Directions: Word for word, restate each of the records below.

Records for the task:
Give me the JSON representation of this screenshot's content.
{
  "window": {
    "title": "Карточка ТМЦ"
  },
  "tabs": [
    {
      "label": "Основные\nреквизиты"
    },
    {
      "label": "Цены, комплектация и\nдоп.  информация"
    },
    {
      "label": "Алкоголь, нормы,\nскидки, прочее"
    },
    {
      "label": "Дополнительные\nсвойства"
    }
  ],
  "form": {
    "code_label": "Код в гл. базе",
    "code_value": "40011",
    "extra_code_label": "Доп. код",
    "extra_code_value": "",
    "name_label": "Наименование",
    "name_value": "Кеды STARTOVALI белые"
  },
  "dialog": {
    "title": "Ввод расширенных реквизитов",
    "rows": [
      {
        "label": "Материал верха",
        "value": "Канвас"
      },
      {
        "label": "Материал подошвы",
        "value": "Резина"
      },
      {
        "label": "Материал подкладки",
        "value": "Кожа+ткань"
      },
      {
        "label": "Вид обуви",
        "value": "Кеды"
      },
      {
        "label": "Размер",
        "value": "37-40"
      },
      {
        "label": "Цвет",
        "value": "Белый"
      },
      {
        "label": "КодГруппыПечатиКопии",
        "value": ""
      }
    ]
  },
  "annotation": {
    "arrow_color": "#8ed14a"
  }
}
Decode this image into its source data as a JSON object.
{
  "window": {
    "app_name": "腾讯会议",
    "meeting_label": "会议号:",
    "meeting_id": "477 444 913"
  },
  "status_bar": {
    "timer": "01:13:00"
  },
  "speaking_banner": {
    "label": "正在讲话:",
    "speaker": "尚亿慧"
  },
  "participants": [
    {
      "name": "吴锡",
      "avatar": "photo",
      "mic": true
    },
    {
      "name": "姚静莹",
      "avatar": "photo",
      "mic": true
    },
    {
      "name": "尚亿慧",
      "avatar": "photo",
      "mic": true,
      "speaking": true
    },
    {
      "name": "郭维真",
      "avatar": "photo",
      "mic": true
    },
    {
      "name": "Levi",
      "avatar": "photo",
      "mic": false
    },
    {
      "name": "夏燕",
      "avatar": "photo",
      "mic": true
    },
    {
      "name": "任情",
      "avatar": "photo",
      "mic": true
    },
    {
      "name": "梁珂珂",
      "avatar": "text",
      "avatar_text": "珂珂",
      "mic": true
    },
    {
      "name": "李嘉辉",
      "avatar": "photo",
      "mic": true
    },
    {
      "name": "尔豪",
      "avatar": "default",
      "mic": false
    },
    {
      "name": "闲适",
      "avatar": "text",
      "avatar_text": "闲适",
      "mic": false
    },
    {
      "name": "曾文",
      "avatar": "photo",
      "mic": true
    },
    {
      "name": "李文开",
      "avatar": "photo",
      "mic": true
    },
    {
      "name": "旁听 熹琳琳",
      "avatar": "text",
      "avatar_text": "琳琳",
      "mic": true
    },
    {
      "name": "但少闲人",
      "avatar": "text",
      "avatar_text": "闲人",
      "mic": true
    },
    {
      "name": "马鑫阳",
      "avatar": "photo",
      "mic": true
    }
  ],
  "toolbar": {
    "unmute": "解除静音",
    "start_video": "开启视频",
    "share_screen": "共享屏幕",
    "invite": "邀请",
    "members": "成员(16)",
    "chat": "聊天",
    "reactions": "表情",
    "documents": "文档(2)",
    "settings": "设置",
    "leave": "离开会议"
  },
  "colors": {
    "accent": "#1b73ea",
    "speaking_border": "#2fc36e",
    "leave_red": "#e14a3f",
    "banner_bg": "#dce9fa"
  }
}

Your response:
Give me the JSON representation of this screenshot's content.
{
  "window": {
    "title": "Карточка ТМЦ"
  },
  "tabs": [
    {
      "label": "Основные\nреквизиты"
    },
    {
      "label": "Цены, комплектация и\nдоп.  информация"
    },
    {
      "label": "Алкоголь, нормы,\nскидки, прочее"
    },
    {
      "label": "Дополнительные\nсвойства"
    }
  ],
  "form": {
    "code_label": "Код в гл. базе",
    "code_value": "40011",
    "extra_code_label": "Доп. код",
    "extra_code_value": "",
    "name_label": "Наименование",
    "name_value": "Кеды STARTOVALI белые"
  },
  "dialog": {
    "title": "Ввод расширенных реквизитов",
    "rows": [
      {
        "label": "Материал верха",
        "value": "Канвас"
      },
      {
        "label": "Материал подошвы",
        "value": "Резина"
      },
      {
        "label": "Материал подкладки",
        "value": "Кожа+ткань"
      },
      {
        "label": "Вид обуви",
        "value": "Кеды"
      },
      {
        "label": "Размер",
        "value": "37-40"
      },
      {
        "label": "Цвет",
        "value": "Белый"
      },
      {
        "label": "КодГруппыПечатиКопии",
        "value": ""
      }
    ]
  },
  "annotation": {
    "arrow_color": "#8ed14a"
  }
}
Decode this image into its source data as a JSON object.
{
  "window": {
    "app_name": "腾讯会议",
    "meeting_label": "会议号:",
    "meeting_id": "477 444 913"
  },
  "status_bar": {
    "timer": "01:13:00"
  },
  "speaking_banner": {
    "label": "正在讲话:",
    "speaker": "尚亿慧"
  },
  "participants": [
    {
      "name": "吴锡",
      "avatar": "photo",
      "mic": true
    },
    {
      "name": "姚静莹",
      "avatar": "photo",
      "mic": true
    },
    {
      "name": "尚亿慧",
      "avatar": "photo",
      "mic": true,
      "speaking": true
    },
    {
      "name": "郭维真",
      "avatar": "photo",
      "mic": true
    },
    {
      "name": "Levi",
      "avatar": "photo",
      "mic": false
    },
    {
      "name": "夏燕",
      "avatar": "photo",
      "mic": true
    },
    {
      "name": "任情",
      "avatar": "photo",
      "mic": true
    },
    {
      "name": "梁珂珂",
      "avatar": "text",
      "avatar_text": "珂珂",
      "mic": true
    },
    {
      "name": "李嘉辉",
      "avatar": "photo",
      "mic": true
    },
    {
      "name": "尔豪",
      "avatar": "default",
      "mic": false
    },
    {
      "name": "闲适",
      "avatar": "text",
      "avatar_text": "闲适",
      "mic": false
    },
    {
      "name": "曾文",
      "avatar": "photo",
      "mic": true
    },
    {
      "name": "李文开",
      "avatar": "photo",
      "mic": true
    },
    {
      "name": "旁听 熹琳琳",
      "avatar": "text",
      "avatar_text": "琳琳",
      "mic": true
    },
    {
      "name": "但少闲人",
      "avatar": "text",
      "avatar_text": "闲人",
      "mic": true
    },
    {
      "name": "马鑫阳",
      "avatar": "photo",
      "mic": true
    }
  ],
  "toolbar": {
    "unmute": "解除静音",
    "start_video": "开启视频",
    "share_screen": "共享屏幕",
    "invite": "邀请",
    "members": "成员(16)",
    "chat": "聊天",
    "reactions": "表情",
    "documents": "文档(2)",
    "settings": "设置",
    "leave": "离开会议"
  },
  "colors": {
    "accent": "#1b73ea",
    "speaking_border": "#2fc36e",
    "leave_red": "#e14a3f",
    "banner_bg": "#dce9fa"
  }
}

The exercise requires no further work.